How do we prepare primary care physicians for the potential health needs of a cancer survivor? We make them active members of the oncology team from day one of a patient’s cancer diagnosis.
Collaboration Among Patients, Oncologists, and Primary Care Physicians
How do you motivate patients to stay engaged with their primary care physicians after their cancer diagnosis?
We are piloting a systemwide messaging service to our patients with breast and prostate cancers to inform them that their primary care provider is a key member of the active cancer team and that comorbidities such as hypertension are no longer something we can ignore; they need to be appropriately managed. We are also in the process of implementing systemwide blood pressure guidelines for our patients with cancer, so they recognize what their blood pressure goals and targets are.
We are testing a blood pressure management tool that comes with a cuff and uses a Bluetooth interface that is downloaded onto patients’ smartphones. Patients push a button and the app measures and records their blood pressure and automatically sends the data to their electronic health records. If the reading is above our target level, the patient’s primary care physician and oncologist receive a message to address the issue with the patient.
With this system, we are accomplishing a few goals. One is we are drawing the primary care physician directly into the patient’s care, even though the physician may be miles away from the cancer center, and making the physician an active member of the oncology team. Through the patient portal, we are also emphasizing to patients the importance of getting their blood pressure under control. Thus, everyone involved—the patient and the patient’s medical team—is aware of what we are trying to accomplish.
This effort has taken a lot of relationship-building between our primary care physicians at Duke University Health Systems and our oncology providers at the Duke Cancer Institute. It also has taken a lot of time and financial investment, but obviously, it has been worth it because the beneficiaries of this collaboration are our patients.
DISCLOSURE: Dr. Oeffinger reported no conflicts of interest.
1. Hewitt M, Greenfield S, Stovall E: From cancer patient to cancer survivor: Lost in transition. The National Academies Press, Washington, DC, 2006. Available at https://www.nap.edu/read/11468/chapter/1#v. Accessed February 20, 2020.

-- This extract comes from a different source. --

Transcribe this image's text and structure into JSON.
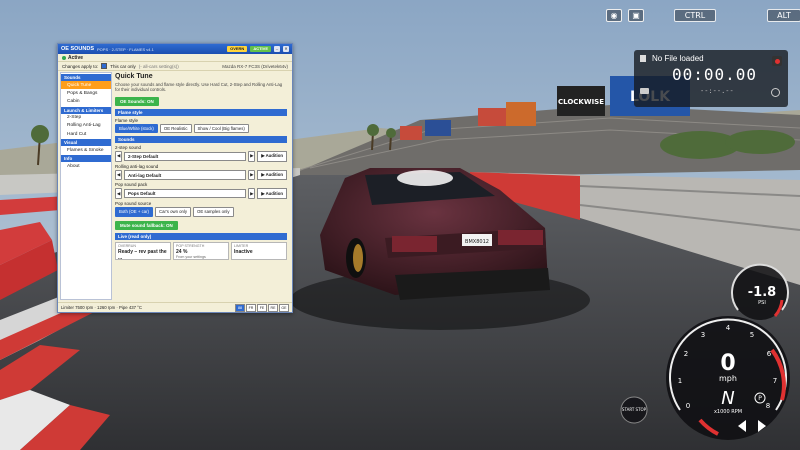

2. Miller KD, Nogueira L, Mariotto AB, et al: Cancer treatment and survivorship statistics, 2019. CA Cancer J Clin 69:363-385, 2019.
3. Donohue S, Sesto ME, Hahn DL, et al: Evaluating primary care providers’ views on survivorship care plans generated by an electronic health record system. J Oncol Pract e329-e335, 2015.
4. American Cancer Society: American Cancer Society guidelines for the early detection of cancer. Available at www.cancer.org/healthy/find-cancer-early/cancer-screening-guidelines/american-cancer-society-guidelines-for-the-early-detection-of-cancer.html. Accessed February 20, 2020.